REQUIRED WORK
With all pictures excluded, restate the records that follow exactly as written.

DATA SHOWN
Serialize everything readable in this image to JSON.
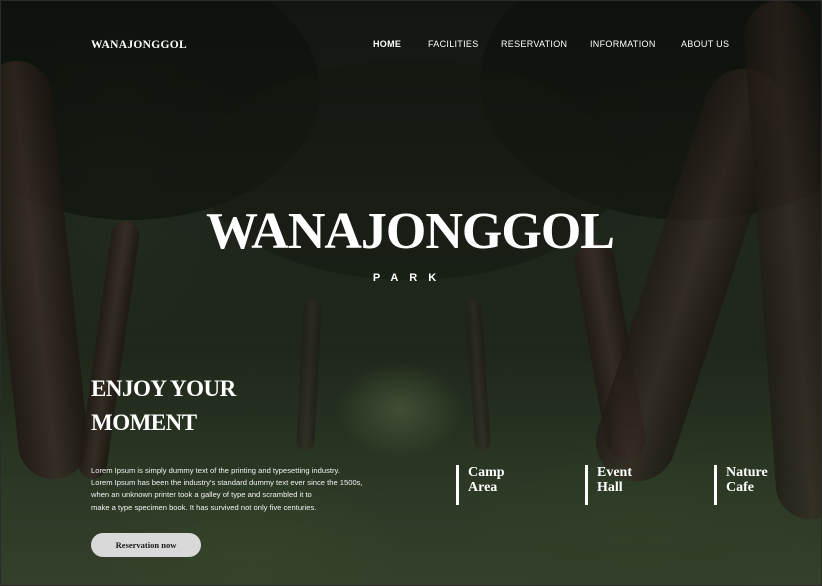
{
  "brand": "WANAJONGGOL",
  "nav": {
    "items": [
      "HOME",
      "FACILITIES",
      "RESERVATION",
      "INFORMATION",
      "ABOUT US"
    ],
    "active": "HOME"
  },
  "hero": {
    "title": "WANAJONGGOL",
    "subtitle": "PARK"
  },
  "intro": {
    "headline_line1": "ENJOY YOUR",
    "headline_line2": "MOMENT",
    "body_lines": [
      "Lorem Ipsum is simply dummy text of the printing and typesetting industry.",
      "Lorem Ipsum has been the industry's standard dummy text ever since the 1500s,",
      "when an unknown printer took a galley of type and scrambled it to",
      "make a type specimen book. It has survived not only five centuries."
    ],
    "cta_label": "Reservation now"
  },
  "facilities": [
    {
      "line1": "Camp",
      "line2": "Area"
    },
    {
      "line1": "Event",
      "line2": "Hall"
    },
    {
      "line1": "Nature",
      "line2": "Cafe"
    }
  ],
  "colors": {
    "text": "#ffffff",
    "button_bg": "#d9d9d9",
    "button_text": "#1a1a1a"
  }
}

ANSWER TO THE PROBLEM
Serialize everything readable in this image to JSON.
{
  "brand": "WANAJONGGOL",
  "nav": {
    "items": [
      "HOME",
      "FACILITIES",
      "RESERVATION",
      "INFORMATION",
      "ABOUT US"
    ],
    "active": "HOME"
  },
  "hero": {
    "title": "WANAJONGGOL",
    "subtitle": "PARK"
  },
  "intro": {
    "headline_line1": "ENJOY YOUR",
    "headline_line2": "MOMENT",
    "body_lines": [
      "Lorem Ipsum is simply dummy text of the printing and typesetting industry.",
      "Lorem Ipsum has been the industry's standard dummy text ever since the 1500s,",
      "when an unknown printer took a galley of type and scrambled it to",
      "make a type specimen book. It has survived not only five centuries."
    ],
    "cta_label": "Reservation now"
  },
  "facilities": [
    {
      "line1": "Camp",
      "line2": "Area"
    },
    {
      "line1": "Event",
      "line2": "Hall"
    },
    {
      "line1": "Nature",
      "line2": "Cafe"
    }
  ],
  "colors": {
    "text": "#ffffff",
    "button_bg": "#d9d9d9",
    "button_text": "#1a1a1a"
  }
}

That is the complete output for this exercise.